The full listing should be reproduced exactly as it appears.

### PROVIDED RECORDS:
------------------------------------------------------------------------

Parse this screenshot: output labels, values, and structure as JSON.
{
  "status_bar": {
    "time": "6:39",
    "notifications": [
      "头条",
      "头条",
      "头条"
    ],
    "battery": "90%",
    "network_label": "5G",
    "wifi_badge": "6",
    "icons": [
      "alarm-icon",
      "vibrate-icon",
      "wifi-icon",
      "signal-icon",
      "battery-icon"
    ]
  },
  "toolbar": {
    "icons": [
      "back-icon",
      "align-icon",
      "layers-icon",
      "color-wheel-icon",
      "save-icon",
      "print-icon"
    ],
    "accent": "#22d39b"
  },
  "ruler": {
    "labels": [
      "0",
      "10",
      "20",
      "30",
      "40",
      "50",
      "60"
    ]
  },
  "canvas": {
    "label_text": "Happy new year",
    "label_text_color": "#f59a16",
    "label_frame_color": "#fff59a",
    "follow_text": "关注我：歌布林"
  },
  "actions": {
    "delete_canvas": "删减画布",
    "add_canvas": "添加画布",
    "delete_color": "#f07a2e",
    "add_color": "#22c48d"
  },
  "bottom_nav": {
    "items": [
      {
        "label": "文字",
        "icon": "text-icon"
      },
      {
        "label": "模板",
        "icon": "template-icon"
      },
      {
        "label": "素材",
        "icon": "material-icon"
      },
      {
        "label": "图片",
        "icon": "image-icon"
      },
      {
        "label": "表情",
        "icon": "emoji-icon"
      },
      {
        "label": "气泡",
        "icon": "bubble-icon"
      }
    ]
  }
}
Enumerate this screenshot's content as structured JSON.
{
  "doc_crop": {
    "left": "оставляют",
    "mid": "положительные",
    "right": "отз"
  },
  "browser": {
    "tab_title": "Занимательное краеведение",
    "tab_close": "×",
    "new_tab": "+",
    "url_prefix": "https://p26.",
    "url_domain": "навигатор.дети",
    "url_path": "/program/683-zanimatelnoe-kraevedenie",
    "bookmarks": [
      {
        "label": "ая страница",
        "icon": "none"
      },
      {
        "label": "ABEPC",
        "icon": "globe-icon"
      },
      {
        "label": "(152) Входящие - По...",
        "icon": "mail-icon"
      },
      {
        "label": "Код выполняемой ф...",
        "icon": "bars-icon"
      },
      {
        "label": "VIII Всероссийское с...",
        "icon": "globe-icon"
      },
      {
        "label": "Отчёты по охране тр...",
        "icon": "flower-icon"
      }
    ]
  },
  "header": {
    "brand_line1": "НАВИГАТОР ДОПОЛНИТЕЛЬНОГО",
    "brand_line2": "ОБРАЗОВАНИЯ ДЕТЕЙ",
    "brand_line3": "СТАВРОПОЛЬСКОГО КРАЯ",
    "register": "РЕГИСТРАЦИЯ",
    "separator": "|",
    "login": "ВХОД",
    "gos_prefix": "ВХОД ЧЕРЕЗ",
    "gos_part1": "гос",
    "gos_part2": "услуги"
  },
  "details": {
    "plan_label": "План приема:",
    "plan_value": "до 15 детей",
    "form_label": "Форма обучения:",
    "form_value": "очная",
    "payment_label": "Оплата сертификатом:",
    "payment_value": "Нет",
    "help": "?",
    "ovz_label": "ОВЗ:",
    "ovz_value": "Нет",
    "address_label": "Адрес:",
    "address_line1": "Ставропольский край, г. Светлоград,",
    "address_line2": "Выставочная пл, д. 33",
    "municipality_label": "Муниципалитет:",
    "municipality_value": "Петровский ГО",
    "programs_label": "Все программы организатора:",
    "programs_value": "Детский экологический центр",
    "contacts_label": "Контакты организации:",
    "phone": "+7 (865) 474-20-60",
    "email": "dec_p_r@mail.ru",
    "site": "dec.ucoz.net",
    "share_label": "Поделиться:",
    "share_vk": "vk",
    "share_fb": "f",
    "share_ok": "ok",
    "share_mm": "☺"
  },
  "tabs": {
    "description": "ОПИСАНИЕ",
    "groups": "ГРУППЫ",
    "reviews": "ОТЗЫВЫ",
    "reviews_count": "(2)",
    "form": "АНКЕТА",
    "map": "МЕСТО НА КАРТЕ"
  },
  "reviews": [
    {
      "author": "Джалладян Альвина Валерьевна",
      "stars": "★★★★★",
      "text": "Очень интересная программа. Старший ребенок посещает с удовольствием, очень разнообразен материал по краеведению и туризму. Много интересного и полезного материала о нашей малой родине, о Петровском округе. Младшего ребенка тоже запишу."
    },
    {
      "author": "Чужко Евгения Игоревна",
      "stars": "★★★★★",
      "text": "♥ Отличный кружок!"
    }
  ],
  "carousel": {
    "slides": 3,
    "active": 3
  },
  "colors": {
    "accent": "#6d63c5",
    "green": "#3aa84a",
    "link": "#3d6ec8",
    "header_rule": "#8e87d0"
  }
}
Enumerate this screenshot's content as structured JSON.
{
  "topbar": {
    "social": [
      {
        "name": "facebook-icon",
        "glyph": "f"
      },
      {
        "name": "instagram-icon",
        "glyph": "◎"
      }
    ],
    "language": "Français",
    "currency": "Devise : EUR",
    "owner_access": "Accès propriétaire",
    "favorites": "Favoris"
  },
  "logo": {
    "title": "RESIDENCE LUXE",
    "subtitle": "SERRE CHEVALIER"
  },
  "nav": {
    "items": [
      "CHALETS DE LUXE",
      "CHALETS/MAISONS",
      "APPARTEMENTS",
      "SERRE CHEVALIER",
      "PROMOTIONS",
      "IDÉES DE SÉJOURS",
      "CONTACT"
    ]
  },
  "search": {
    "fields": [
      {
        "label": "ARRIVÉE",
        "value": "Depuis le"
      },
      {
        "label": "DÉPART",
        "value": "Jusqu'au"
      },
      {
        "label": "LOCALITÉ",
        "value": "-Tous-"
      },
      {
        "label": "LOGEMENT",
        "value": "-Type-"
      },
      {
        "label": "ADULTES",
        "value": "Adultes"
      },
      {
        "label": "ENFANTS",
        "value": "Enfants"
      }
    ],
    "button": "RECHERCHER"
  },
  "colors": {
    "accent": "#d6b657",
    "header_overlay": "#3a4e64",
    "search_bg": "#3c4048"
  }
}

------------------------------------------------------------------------

### ANSWER FOR THE TASK:
Parse this screenshot: output labels, values, and structure as JSON.
{
  "status_bar": {
    "time": "6:39",
    "notifications": [
      "头条",
      "头条",
      "头条"
    ],
    "battery": "90%",
    "network_label": "5G",
    "wifi_badge": "6",
    "icons": [
      "alarm-icon",
      "vibrate-icon",
      "wifi-icon",
      "signal-icon",
      "battery-icon"
    ]
  },
  "toolbar": {
    "icons": [
      "back-icon",
      "align-icon",
      "layers-icon",
      "color-wheel-icon",
      "save-icon",
      "print-icon"
    ],
    "accent": "#22d39b"
  },
  "ruler": {
    "labels": [
      "0",
      "10",
      "20",
      "30",
      "40",
      "50",
      "60"
    ]
  },
  "canvas": {
    "label_text": "Happy new year",
    "label_text_color": "#f59a16",
    "label_frame_color": "#fff59a",
    "follow_text": "关注我：歌布林"
  },
  "actions": {
    "delete_canvas": "删减画布",
    "add_canvas": "添加画布",
    "delete_color": "#f07a2e",
    "add_color": "#22c48d"
  },
  "bottom_nav": {
    "items": [
      {
        "label": "文字",
        "icon": "text-icon"
      },
      {
        "label": "模板",
        "icon": "template-icon"
      },
      {
        "label": "素材",
        "icon": "material-icon"
      },
      {
        "label": "图片",
        "icon": "image-icon"
      },
      {
        "label": "表情",
        "icon": "emoji-icon"
      },
      {
        "label": "气泡",
        "icon": "bubble-icon"
      }
    ]
  }
}
Enumerate this screenshot's content as structured JSON.
{
  "doc_crop": {
    "left": "оставляют",
    "mid": "положительные",
    "right": "отз"
  },
  "browser": {
    "tab_title": "Занимательное краеведение",
    "tab_close": "×",
    "new_tab": "+",
    "url_prefix": "https://p26.",
    "url_domain": "навигатор.дети",
    "url_path": "/program/683-zanimatelnoe-kraevedenie",
    "bookmarks": [
      {
        "label": "ая страница",
        "icon": "none"
      },
      {
        "label": "ABEPC",
        "icon": "globe-icon"
      },
      {
        "label": "(152) Входящие - По...",
        "icon": "mail-icon"
      },
      {
        "label": "Код выполняемой ф...",
        "icon": "bars-icon"
      },
      {
        "label": "VIII Всероссийское с...",
        "icon": "globe-icon"
      },
      {
        "label": "Отчёты по охране тр...",
        "icon": "flower-icon"
      }
    ]
  },
  "header": {
    "brand_line1": "НАВИГАТОР ДОПОЛНИТЕЛЬНОГО",
    "brand_line2": "ОБРАЗОВАНИЯ ДЕТЕЙ",
    "brand_line3": "СТАВРОПОЛЬСКОГО КРАЯ",
    "register": "РЕГИСТРАЦИЯ",
    "separator": "|",
    "login": "ВХОД",
    "gos_prefix": "ВХОД ЧЕРЕЗ",
    "gos_part1": "гос",
    "gos_part2": "услуги"
  },
  "details": {
    "plan_label": "План приема:",
    "plan_value": "до 15 детей",
    "form_label": "Форма обучения:",
    "form_value": "очная",
    "payment_label": "Оплата сертификатом:",
    "payment_value": "Нет",
    "help": "?",
    "ovz_label": "ОВЗ:",
    "ovz_value": "Нет",
    "address_label": "Адрес:",
    "address_line1": "Ставропольский край, г. Светлоград,",
    "address_line2": "Выставочная пл, д. 33",
    "municipality_label": "Муниципалитет:",
    "municipality_value": "Петровский ГО",
    "programs_label": "Все программы организатора:",
    "programs_value": "Детский экологический центр",
    "contacts_label": "Контакты организации:",
    "phone": "+7 (865) 474-20-60",
    "email": "dec_p_r@mail.ru",
    "site": "dec.ucoz.net",
    "share_label": "Поделиться:",
    "share_vk": "vk",
    "share_fb": "f",
    "share_ok": "ok",
    "share_mm": "☺"
  },
  "tabs": {
    "description": "ОПИСАНИЕ",
    "groups": "ГРУППЫ",
    "reviews": "ОТЗЫВЫ",
    "reviews_count": "(2)",
    "form": "АНКЕТА",
    "map": "МЕСТО НА КАРТЕ"
  },
  "reviews": [
    {
      "author": "Джалладян Альвина Валерьевна",
      "stars": "★★★★★",
      "text": "Очень интересная программа. Старший ребенок посещает с удовольствием, очень разнообразен материал по краеведению и туризму. Много интересного и полезного материала о нашей малой родине, о Петровском округе. Младшего ребенка тоже запишу."
    },
    {
      "author": "Чужко Евгения Игоревна",
      "stars": "★★★★★",
      "text": "♥ Отличный кружок!"
    }
  ],
  "carousel": {
    "slides": 3,
    "active": 3
  },
  "colors": {
    "accent": "#6d63c5",
    "green": "#3aa84a",
    "link": "#3d6ec8",
    "header_rule": "#8e87d0"
  }
}
Enumerate this screenshot's content as structured JSON.
{
  "topbar": {
    "social": [
      {
        "name": "facebook-icon",
        "glyph": "f"
      },
      {
        "name": "instagram-icon",
        "glyph": "◎"
      }
    ],
    "language": "Français",
    "currency": "Devise : EUR",
    "owner_access": "Accès propriétaire",
    "favorites": "Favoris"
  },
  "logo": {
    "title": "RESIDENCE LUXE",
    "subtitle": "SERRE CHEVALIER"
  },
  "nav": {
    "items": [
      "CHALETS DE LUXE",
      "CHALETS/MAISONS",
      "APPARTEMENTS",
      "SERRE CHEVALIER",
      "PROMOTIONS",
      "IDÉES DE SÉJOURS",
      "CONTACT"
    ]
  },
  "search": {
    "fields": [
      {
        "label": "ARRIVÉE",
        "value": "Depuis le"
      },
      {
        "label": "DÉPART",
        "value": "Jusqu'au"
      },
      {
        "label": "LOCALITÉ",
        "value": "-Tous-"
      },
      {
        "label": "LOGEMENT",
        "value": "-Type-"
      },
      {
        "label": "ADULTES",
        "value": "Adultes"
      },
      {
        "label": "ENFANTS",
        "value": "Enfants"
      }
    ],
    "button": "RECHERCHER"
  },
  "colors": {
    "accent": "#d6b657",
    "header_overlay": "#3a4e64",
    "search_bg": "#3c4048"
  }
}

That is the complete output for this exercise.